I watched my daughters intently during Peter Pan.  They were completely entranced.  The flying of course is always spectacular and as I said the execution of the show from cast, to choreography to direction was flawless.  But at the end both of my daughters couldn’t understand why Peter would go back to Neverland rather than stay with the Darlings and have a real family.  To them Neverland didn’t seem like a fantasy come true – it seemed like a place with kids who needed someone to take care of them.  I never thought of it that way, after all the entire conceit of Neverland is that never growing old is the ultimate wish, but it’s more of a wish of an adult looking back than of a child looking forward.

Toy Story 3 was another matter.  While the mother’s quiet dismay at sending her son Andy off to college plays in at the every end of the film it is Andy himself who has to make the brutally conscious choice to give up the symbol of his childhood, Woody the cowboy, and leave childhood behind for real.  While of course I cried like every adult I’ve spoken to who saw Toy Story 3, my daughters cried even more.  Now, one of my daughters always cries at movies when they get the least bit sad or sentimental and always has.  It’s one of the reasons she hated going to the movies.  She does not like having her emotions manipulated.  But, she gave into it this time and just sort of went with it instead of being scared by it.  For my daughters the thought of giving up their beloved stuffed Monkey or blanket was horrifying.  They could not fathom how Andy could give up his most prized toy friend to another child.  And because the movie was so beautifully done you could see that Andy couldn’t quite deal with this decision either.  It’s one thing to make that inevitable march towards adulthood because that is where the thread of time is pulling you, and another thing entirely to make a wide-awake decision to abandon a cherished part of your younger self.

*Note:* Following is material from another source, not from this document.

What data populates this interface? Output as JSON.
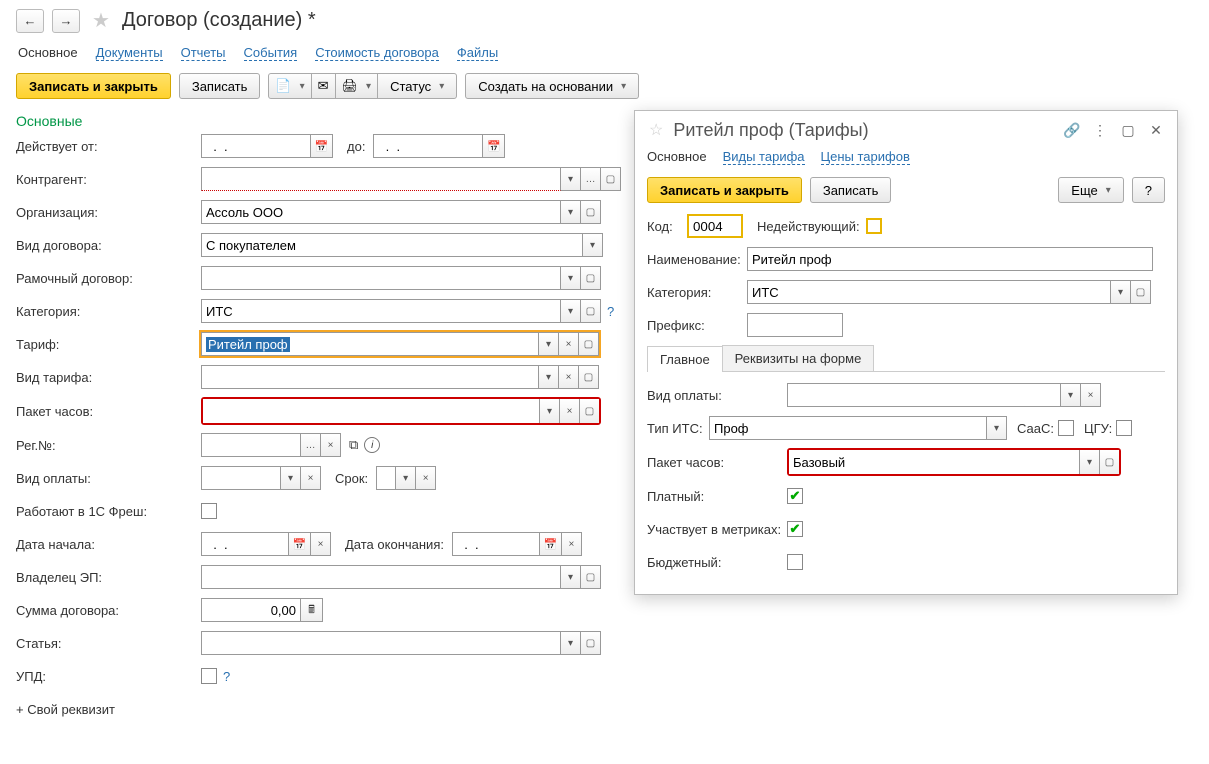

As a mom I am constantly torn between wanting my daughters to mature and take on more responsibility – pour your own cereal and milk into a bowl for god’s sake! – and then wanting it all to slow down and be thankful that they still want to crawl into our bed in the morning and cuddle.  They also seem to be struggling with wanting to remain in that fuzzy babyish realm of childhood and move forward into the adolescent world of making their own decisions, keeping secrets and taking on new responsibilities.   Spending a weekend with Peter Pan and Toy Story 3 made it abundantly clear to them and me that while growing up cannot be avoided it’s not something any of us need to rush.  And yes, my daughter already told me her stuffed monkey will be going to college with her.  I don’t doubt it.